database analyze command completes, the CLI generates the results file and reports any diagnostic and summary data to standard output. If you choose to generate SARIF output, the additional data is also included in the SARIF file.
If the analysis found fewer results for standard queries than you expected, review the results of the diagnostic and summary queries to check whether the CodeQL database is likely to be a good representation of the codebase that you want to analyze.
You can use CodeQL query packs in your code scanning setup. This allows you to select query packs published by various sources and use them to analyze your code. For more information, see "Using CodeQL query packs in the CodeQL action" or "Downloading and using CodeQL query packs in your CI system."
If you use the CodeQL CLI to run code scanning analyses on third party CI/CD systems, you can include the query help for your custom queries in SARIF files generated during an analysis. After uploading the SARIF file to GitHub, the query help is shown in the code scanning UI for any alerts generated by the custom queries.
From CodeQL CLI v2.7.1 onwards, you can include markdown-rendered query help in SARIF files
by providing the
--sarif-add-query-help option when running
codeql database analyze.
For more information, see Configuring CodeQL CLI in your CI system.
You can write query help for custom queries directly in a markdown file and save it alongside the

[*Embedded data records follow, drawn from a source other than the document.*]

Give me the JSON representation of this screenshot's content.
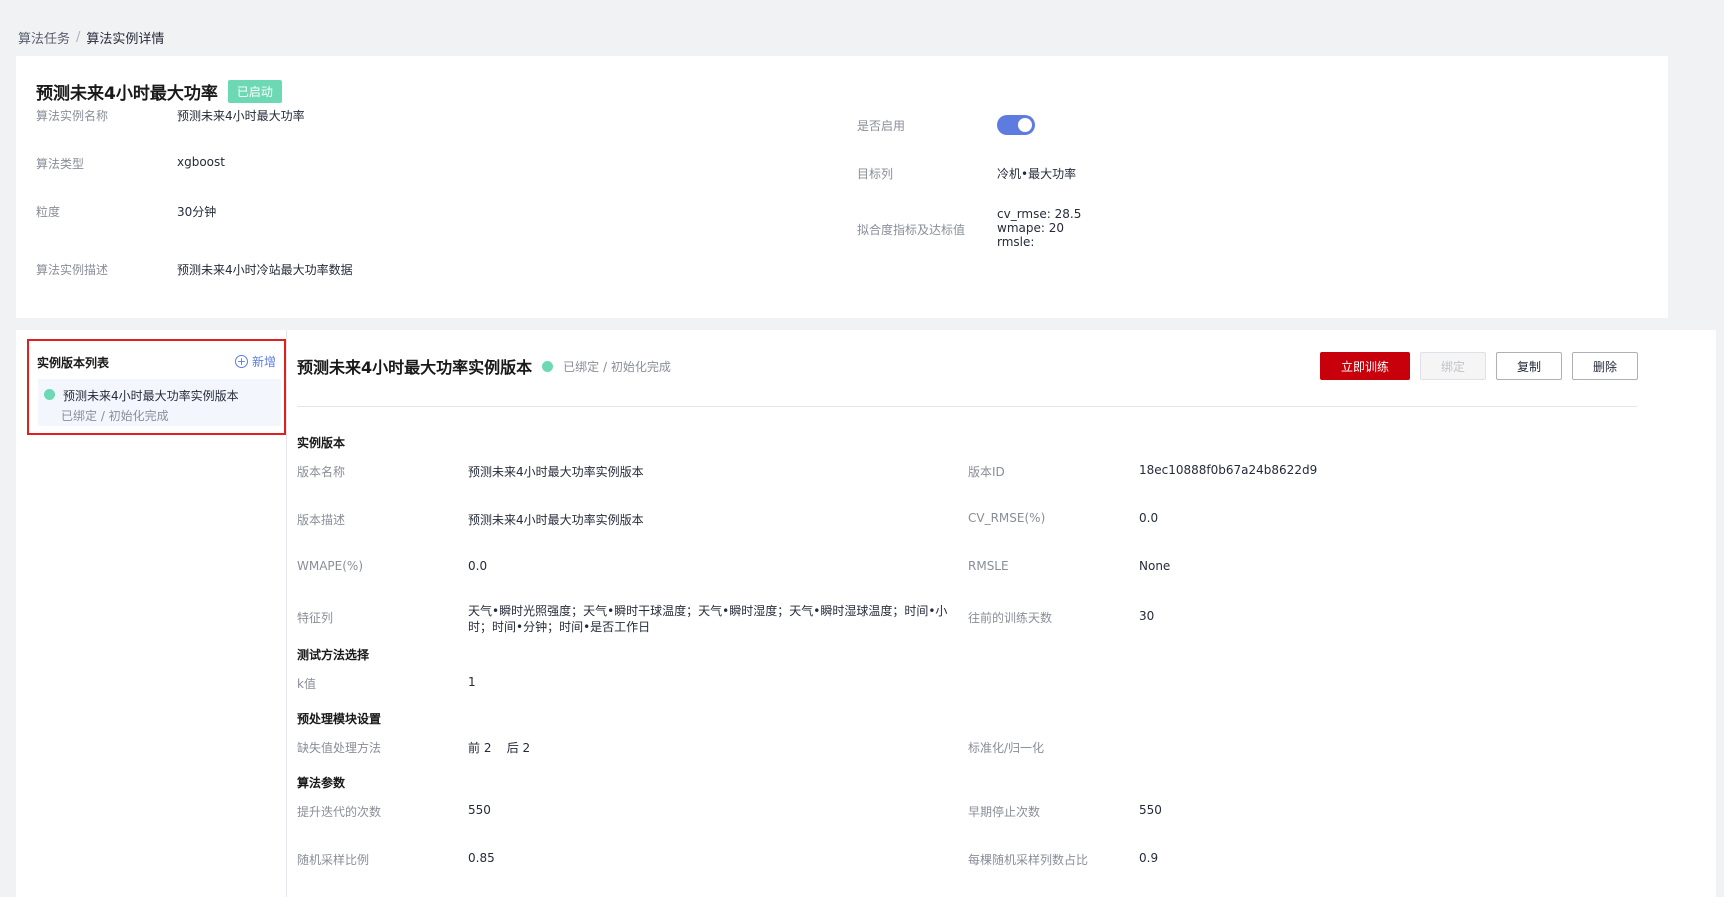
{
  "breadcrumb": {
    "parent": "算法任务",
    "separator": "/",
    "current": "算法实例详情"
  },
  "instance": {
    "title": "预测未来4小时最大功率",
    "status_tag": "已启动",
    "fields": {
      "name_label": "算法实例名称",
      "name_value": "预测未来4小时最大功率",
      "type_label": "算法类型",
      "type_value": "xgboost",
      "granularity_label": "粒度",
      "granularity_value": "30分钟",
      "desc_label": "算法实例描述",
      "desc_value": "预测未来4小时冷站最大功率数据",
      "enabled_label": "是否启用",
      "enabled": true,
      "target_label": "目标列",
      "target_value": "冷机•最大功率",
      "fit_label": "拟合度指标及达标值",
      "fit_lines": [
        "cv_rmse: 28.5",
        "wmape: 20",
        "rmsle:"
      ]
    }
  },
  "version_list": {
    "title": "实例版本列表",
    "add_label": "新增",
    "items": [
      {
        "name": "预测未来4小时最大功率实例版本",
        "status": "已绑定 / 初始化完成",
        "status_color": "#6dd8b4"
      }
    ]
  },
  "version_detail": {
    "title": "预测未来4小时最大功率实例版本",
    "status": "已绑定 / 初始化完成",
    "buttons": {
      "train": "立即训练",
      "bind": "绑定",
      "copy": "复制",
      "delete": "删除"
    },
    "sections": {
      "instance_version": "实例版本",
      "test_method": "测试方法选择",
      "preprocess": "预处理模块设置",
      "algo_params": "算法参数"
    },
    "fields": {
      "version_name_label": "版本名称",
      "version_name_value": "预测未来4小时最大功率实例版本",
      "version_id_label": "版本ID",
      "version_id_value": "18ec10888f0b67a24b8622d9",
      "version_desc_label": "版本描述",
      "version_desc_value": "预测未来4小时最大功率实例版本",
      "cv_rmse_label": "CV_RMSE(%)",
      "cv_rmse_value": "0.0",
      "wmape_label": "WMAPE(%)",
      "wmape_value": "0.0",
      "rmsle_label": "RMSLE",
      "rmsle_value": "None",
      "feature_label": "特征列",
      "feature_value": "天气•瞬时光照强度；天气•瞬时干球温度；天气•瞬时湿度；天气•瞬时湿球温度；时间•小时；时间•分钟；时间•是否工作日",
      "train_days_label": "往前的训练天数",
      "train_days_value": "30",
      "k_label": "k值",
      "k_value": "1",
      "missing_label": "缺失值处理方法",
      "missing_value": "前 2    后 2",
      "normalize_label": "标准化/归一化",
      "boost_iter_label": "提升迭代的次数",
      "boost_iter_value": "550",
      "early_stop_label": "早期停止次数",
      "early_stop_value": "550",
      "subsample_label": "随机采样比例",
      "subsample_value": "0.85",
      "colsample_label": "每棵随机采样列数占比",
      "colsample_value": "0.9"
    }
  },
  "colors": {
    "brand_red": "#c7000b",
    "accent_blue": "#5e7ce0",
    "success_green": "#6dd8b4",
    "highlight_border": "#e02020"
  }
}
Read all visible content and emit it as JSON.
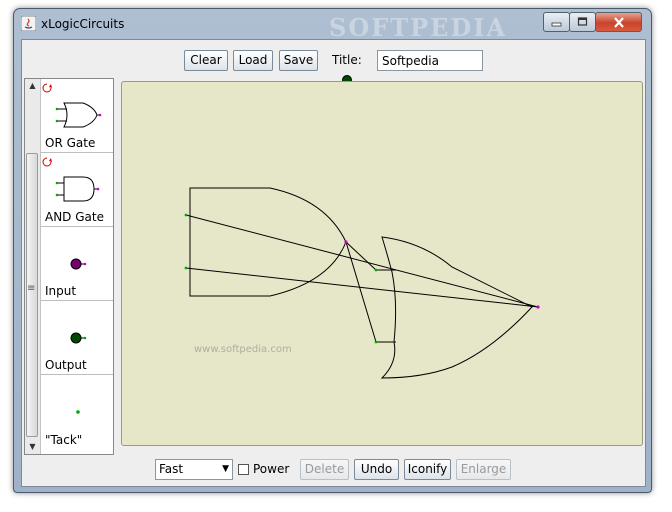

corresponding query. Alternatively, for consistency with the standard CodeQL queries,
you can write query help in the
.qhelp format. Query help written in
files can’t be included in SARIF files, and they can’t be processed by code
scanning so must be converted to markdown before running
the analysis. For more information, see "Query help files"
and "Testing query help files."
You can save analysis results in a number of different formats, including SARIF and CSV.
The SARIF format is designed to represent the output of a broad range of static analysis tools. For more information, see SARIF output.
If you choose to generate results in CSV format, then each line in the output file corresponds to an alert. Each line is a comma-separated list with the following information.
|Name of the query that identified the result.
Inefficient regular expression
|Description of the query.
A regular expression that requires exponential time to match certain inputs can be a performance bottleneck, and may be vulnerable to denial-of-service attacks.
|Severity of the query.
This part of the regular expression may cause exponential backtracking on strings containing many repetitions of '\\\\'.
|Path of the file containing the alert.
|Line of the file where the code that triggered the alert begins.
|Column of the start line that marks the start of the alert code. Not included when equal to 1.
|Line of the file where the code that triggered the alert ends. Not included when the same value as the start line.
|Where available, the column of the end line that marks the end of the alert code. Otherwise the end line is repeated.
Results files can be integrated into your own code-review or debugging infrastructure. For example, SARIF file output can be used to highlight alerts in the correct location in your source code using a SARIF viewer plugin for your IDE.